SAN FRANCISCO—IT management software giant CA will announce the newest addition to its security product lineup here at the RSA Conference Feb. 6, launching its first host intrusion protection system, meant to augment the companys existing signature-based anti-malware tools.
Dubbed CA Host-Based Intrusion Prevention System, or CA HIPS, the package combines firewall technology with network break-in detection and prevention applications to help fight rapidly emerging threat models that seek to circumvent traditional anti-virus systems, such as so-called zero-day threats.
While older anti-malware technologies are most adept at warding off attacks that use previously discovered software vulnerabilities, or variants of well-known virus code, to deliver their payloads, enterprises are increasingly considering the use of HIPS technologies to fight sophisticated threats including zero-days, which seek to take advantage of coding flaws that have not yet been publicized by security researchers or software makers.
In addition to those basic technological elements, present in nearly every HIPS technology on the market today, the CA package also claims centralized management and security policy authoring tools, specifically meant to help administrators at large organizations streamline installation and operation of the system.

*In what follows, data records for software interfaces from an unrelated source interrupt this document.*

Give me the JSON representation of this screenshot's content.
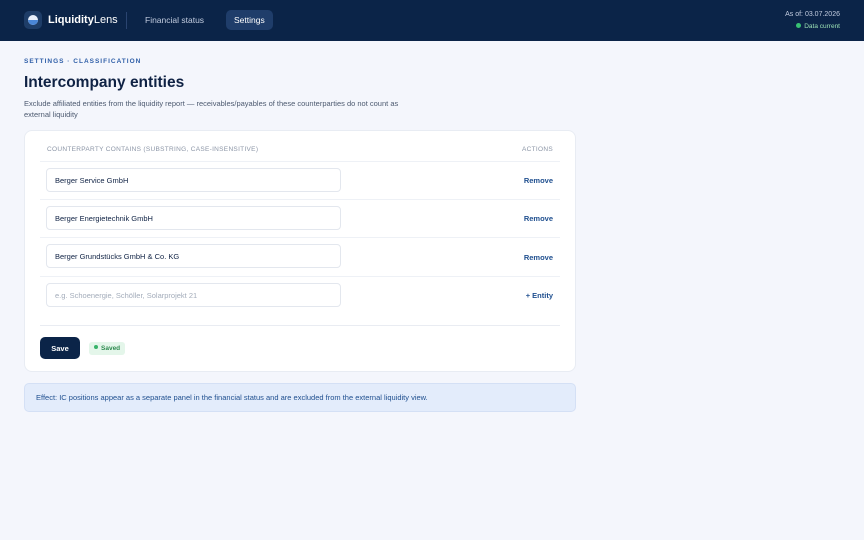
{
  "header": {
    "brand_bold": "Liquidity",
    "brand_light": "Lens",
    "nav": [
      {
        "label": "Financial status",
        "active": false
      },
      {
        "label": "Settings",
        "active": true
      }
    ],
    "as_of": "As of: 03.07.2026",
    "status": "Data current",
    "status_color": "#38c173"
  },
  "page": {
    "breadcrumb": "SETTINGS · CLASSIFICATION",
    "title": "Intercompany entities",
    "description": "Exclude affiliated entities from the liquidity report — receivables/payables of these counterparties do not count as external liquidity"
  },
  "table": {
    "col_left": "COUNTERPARTY CONTAINS (SUBSTRING, CASE-INSENSITIVE)",
    "col_right": "ACTIONS",
    "rows": [
      {
        "value": "Berger Service GmbH",
        "action": "Remove"
      },
      {
        "value": "Berger Energietechnik GmbH",
        "action": "Remove"
      },
      {
        "value": "Berger Grundstücks GmbH & Co. KG",
        "action": "Remove"
      }
    ],
    "new_row": {
      "placeholder": "e.g. Schoenergie, Schöller, Solarprojekt 21",
      "action": "+ Entity"
    }
  },
  "footer": {
    "save_label": "Save",
    "saved_label": "Saved"
  },
  "info": "Effect: IC positions appear as a separate panel in the financial status and are excluded from the external liquidity view.",
  "colors": {
    "navy": "#0b2448",
    "accent": "#1f4f8f",
    "success": "#38b36a"
  }
}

While keeping an eye on traffic flowing in and out of corporate networks to detect attempted attacks, CA HIPS promises to give administrators the ability to create security policies using direct examples of techniques they have already employed to fend off previous threats. In doing so the system has a “self-learning” capability that greatly eases the burden of policy establishment, speeding customers response to new breeds of threats, even as it observes new examples for the first time, CA officials said.
The policy management function has also been designed to integrate with companies existing LDAP (Lightweight Directory Access Protocol) and Microsoft Active Directory systems, to help speed the integration process even further.

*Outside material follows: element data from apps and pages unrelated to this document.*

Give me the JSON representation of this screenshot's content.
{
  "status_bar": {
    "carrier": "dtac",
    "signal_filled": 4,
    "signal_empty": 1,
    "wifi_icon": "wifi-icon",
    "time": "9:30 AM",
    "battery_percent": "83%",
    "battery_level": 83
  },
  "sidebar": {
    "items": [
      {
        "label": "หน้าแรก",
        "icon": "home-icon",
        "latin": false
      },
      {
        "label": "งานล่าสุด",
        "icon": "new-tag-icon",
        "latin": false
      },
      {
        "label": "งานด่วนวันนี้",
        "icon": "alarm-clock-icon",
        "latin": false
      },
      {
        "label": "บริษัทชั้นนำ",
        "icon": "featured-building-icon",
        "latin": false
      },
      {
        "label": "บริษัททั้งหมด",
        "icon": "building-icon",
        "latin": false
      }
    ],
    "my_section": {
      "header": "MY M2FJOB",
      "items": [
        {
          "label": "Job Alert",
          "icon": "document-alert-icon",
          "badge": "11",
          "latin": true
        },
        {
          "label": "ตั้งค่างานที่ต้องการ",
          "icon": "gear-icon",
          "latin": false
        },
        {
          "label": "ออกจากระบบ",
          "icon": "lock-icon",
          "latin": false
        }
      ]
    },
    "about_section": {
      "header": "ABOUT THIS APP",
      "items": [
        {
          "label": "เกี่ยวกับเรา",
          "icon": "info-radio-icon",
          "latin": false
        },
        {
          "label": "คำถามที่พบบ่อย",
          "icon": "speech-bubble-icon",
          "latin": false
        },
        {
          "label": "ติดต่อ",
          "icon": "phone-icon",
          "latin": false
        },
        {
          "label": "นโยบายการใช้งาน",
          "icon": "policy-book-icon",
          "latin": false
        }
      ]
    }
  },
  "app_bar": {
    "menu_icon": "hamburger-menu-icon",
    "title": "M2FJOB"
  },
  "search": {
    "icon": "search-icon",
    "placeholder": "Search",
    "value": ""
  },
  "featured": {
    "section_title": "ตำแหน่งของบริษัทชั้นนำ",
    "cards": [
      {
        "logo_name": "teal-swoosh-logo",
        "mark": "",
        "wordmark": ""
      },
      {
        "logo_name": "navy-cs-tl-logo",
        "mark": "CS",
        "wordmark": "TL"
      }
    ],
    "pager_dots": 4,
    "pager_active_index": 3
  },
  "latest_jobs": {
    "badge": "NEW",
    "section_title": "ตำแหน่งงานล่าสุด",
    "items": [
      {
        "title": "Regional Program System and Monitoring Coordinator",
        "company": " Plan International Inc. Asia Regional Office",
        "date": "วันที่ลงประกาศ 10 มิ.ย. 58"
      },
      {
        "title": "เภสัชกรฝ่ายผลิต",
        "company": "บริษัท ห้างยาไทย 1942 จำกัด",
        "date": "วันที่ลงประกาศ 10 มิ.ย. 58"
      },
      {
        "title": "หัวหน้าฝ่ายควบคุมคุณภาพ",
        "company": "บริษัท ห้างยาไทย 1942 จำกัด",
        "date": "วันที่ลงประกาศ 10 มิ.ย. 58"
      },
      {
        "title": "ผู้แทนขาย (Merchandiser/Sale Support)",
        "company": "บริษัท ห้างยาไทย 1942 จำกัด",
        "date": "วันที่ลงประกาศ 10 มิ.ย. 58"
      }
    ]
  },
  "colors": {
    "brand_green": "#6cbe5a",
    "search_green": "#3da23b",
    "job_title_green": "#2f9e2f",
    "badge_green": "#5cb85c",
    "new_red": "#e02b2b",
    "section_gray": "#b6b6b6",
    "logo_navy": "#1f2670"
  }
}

Companies must retain their traditional anti-virus systems to help protect against anything that slips through HIPS systems, but CA knew it needed to up its game to help its clients battle zero-days and other nascent attack methods, said Sam Curry, vice president for CA Security Management.
Much of the technology evident in the package was brought onboard via the Islandia, N.Y.-based companys acquisition of Tiny Software in 2005. Curry said CA doesnt feel its coming late into the HIPS market by getting its product to market only now, as the company believes that many enterprises are just beginning to create budgets for the tools.

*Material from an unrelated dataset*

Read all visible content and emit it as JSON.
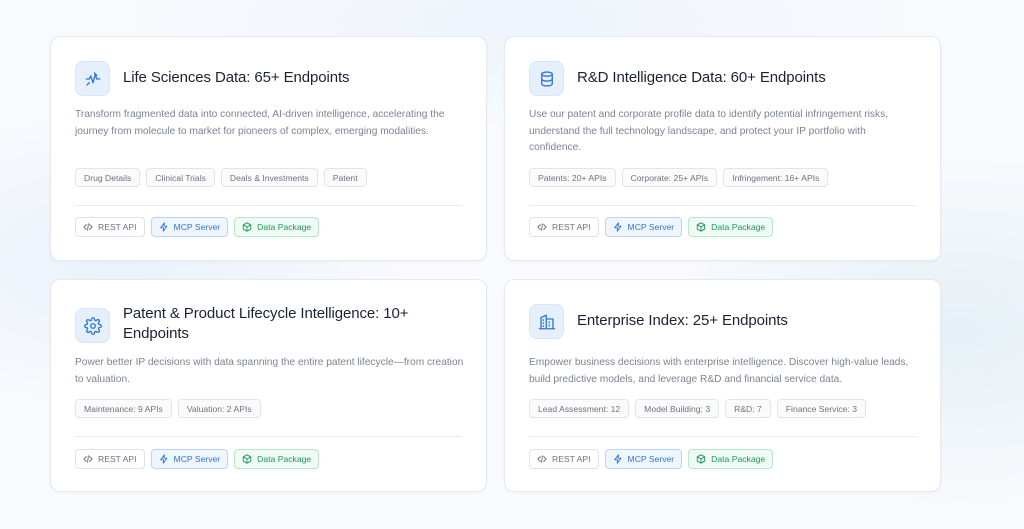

“When we acquired Tiny, we didnt buy it for the name or installed base. We knew they had a key piece of anti-malware technology that we were missing, and thats part of whats in here,” Curry said. “We can beat the competition because we know the management problems, we know how to work within these massive environments and use behavioral analysis to make the right educated guesses when the software sees things it may have never seen before.”
Available immediately, the CA HIPS software wears a price tag of roughly $40 per seat.